It's very much like the high DR in Sony sensors. The latest is the best ever, probably cutting edge, but hardly ground breaking. Improvements in Sony sensor DR and Canon DP AF are evolutionary, not revolutionary, and just not all that exciting for reviewers.

Link | Posted on Apr 28, 2016 at 14:34 UTC
On article The Canon that can: Canon EOS 80D Review (706 comments in total)
In reply to:

PhotoKhan: Could the reviewer be less enthused with this camera?
The stance he approached the review is almost palpable browsing through the "let's get on with it and head back home" images in the gallery.
The feeling I am getting from this review is a complete "meh-of-mehs!", in contrast with other online resources.
It is so much so, that I am now decided to get a loaner just to evaluate things for myself.
It is sad that after all these years, I am starting to get the feeling that I simply can't trust DPR anymore when it comes to evaluate Canon cameras.

I thought that it was positive as well, but admittedly I just reviewed the IQ and summary pages. Didn't the camera get the same score as the Nikon D7200?

Frankly, this camera is not cutting edge stuff like the D500 or the 7DMII when it was released. In terms of DSLR technology there just isn't anything groundbreaking in this package. It's simply a workmanlike upgrade that adds (significant) value to an already highly competent product line. It catches Canon up in some areas where it has lagged, and improves in other areas were Canon's XXD line has already been strong. Given that reality I'm pleased that the review is as enthusiastic as it is.

Link | Posted on Apr 28, 2016 at 13:06 UTC
On article The Canon that can: Canon EOS 80D Review (706 comments in total)
In reply to:

dwill23: When Canon ruled the DSLR cameras from 2002-2010ish DPReview NEVER said Nikon lags behind. They wouldn't even hint that Canon's CMOS was cleaner. You could see comparisons, but that's about it.

The way DPR bashes Canon is simply amazing, and sad.

This is the best Canon sensor EVER! of all time! This is like Canon taking over next year and saying how horrible Sony's brand new sensors are,...they are still better than what they are today.

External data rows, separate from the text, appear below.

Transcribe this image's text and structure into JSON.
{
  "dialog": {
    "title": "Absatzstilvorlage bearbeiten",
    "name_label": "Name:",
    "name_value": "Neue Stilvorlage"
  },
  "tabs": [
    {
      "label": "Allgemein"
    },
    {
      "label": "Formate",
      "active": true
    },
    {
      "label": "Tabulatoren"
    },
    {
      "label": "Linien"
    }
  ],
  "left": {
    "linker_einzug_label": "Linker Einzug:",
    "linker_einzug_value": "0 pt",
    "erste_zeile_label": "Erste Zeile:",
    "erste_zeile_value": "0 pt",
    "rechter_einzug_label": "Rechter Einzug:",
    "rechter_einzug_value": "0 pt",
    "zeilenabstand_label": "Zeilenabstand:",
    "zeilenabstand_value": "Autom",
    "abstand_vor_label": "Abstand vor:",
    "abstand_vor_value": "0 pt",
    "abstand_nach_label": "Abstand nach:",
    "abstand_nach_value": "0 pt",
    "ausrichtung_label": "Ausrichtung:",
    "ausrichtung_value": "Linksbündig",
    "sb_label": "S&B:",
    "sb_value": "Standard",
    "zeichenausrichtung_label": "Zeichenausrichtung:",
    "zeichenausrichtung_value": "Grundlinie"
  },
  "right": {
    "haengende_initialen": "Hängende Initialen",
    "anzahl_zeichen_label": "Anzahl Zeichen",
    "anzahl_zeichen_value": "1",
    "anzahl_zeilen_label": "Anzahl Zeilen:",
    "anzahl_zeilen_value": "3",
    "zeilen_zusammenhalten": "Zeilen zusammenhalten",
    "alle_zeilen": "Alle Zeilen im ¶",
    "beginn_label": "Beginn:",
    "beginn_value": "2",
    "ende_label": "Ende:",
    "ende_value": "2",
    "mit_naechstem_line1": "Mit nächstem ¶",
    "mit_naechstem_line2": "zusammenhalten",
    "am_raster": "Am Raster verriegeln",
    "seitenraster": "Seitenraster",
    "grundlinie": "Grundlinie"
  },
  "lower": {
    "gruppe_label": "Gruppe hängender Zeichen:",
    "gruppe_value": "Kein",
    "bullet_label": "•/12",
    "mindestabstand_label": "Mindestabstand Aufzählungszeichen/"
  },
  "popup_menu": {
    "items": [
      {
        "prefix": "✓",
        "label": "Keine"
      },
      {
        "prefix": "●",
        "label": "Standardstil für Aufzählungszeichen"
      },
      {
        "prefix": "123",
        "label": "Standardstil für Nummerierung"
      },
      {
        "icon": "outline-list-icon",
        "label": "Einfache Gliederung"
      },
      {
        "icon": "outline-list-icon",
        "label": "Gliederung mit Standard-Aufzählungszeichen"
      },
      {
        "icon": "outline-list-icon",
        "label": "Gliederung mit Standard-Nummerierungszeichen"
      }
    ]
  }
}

People who complain don't realize these sensors are the very best from Canon, and in most shooting it's not that easy to see Sony's 1-1.5 stop current lead.

This frustrates the majority of DLRS shooters,....Canon shooters.

The whine is really good here.

Why do you care what DPR thinks? The Canon 80D is a great camera. You can do things with it that we couldn't conceive of doing with a crop-sensor camera as recently as five years ago. And let's not even talk about 10 years ago.

Yes, cameras with Sony sensors do perform better in certain IQ dimensions. However, Canon still remains on top in portraiture, ergonomics and video. I daresay that there are few things photographic that the deficiency prevents one from doing.

So please, let's not get our panties in a bunch about technical trivia. DPR is just reporting facts, period. But those inconvenient facts should do nothing to prevent Canon users from enjoying a phenomenal tool with the best lens system ever produced to support it.

Link | Posted on Apr 28, 2016 at 12:54 UTC
Total: 50, showing: 1 – 20
« First‹ Previous123Next ›Last »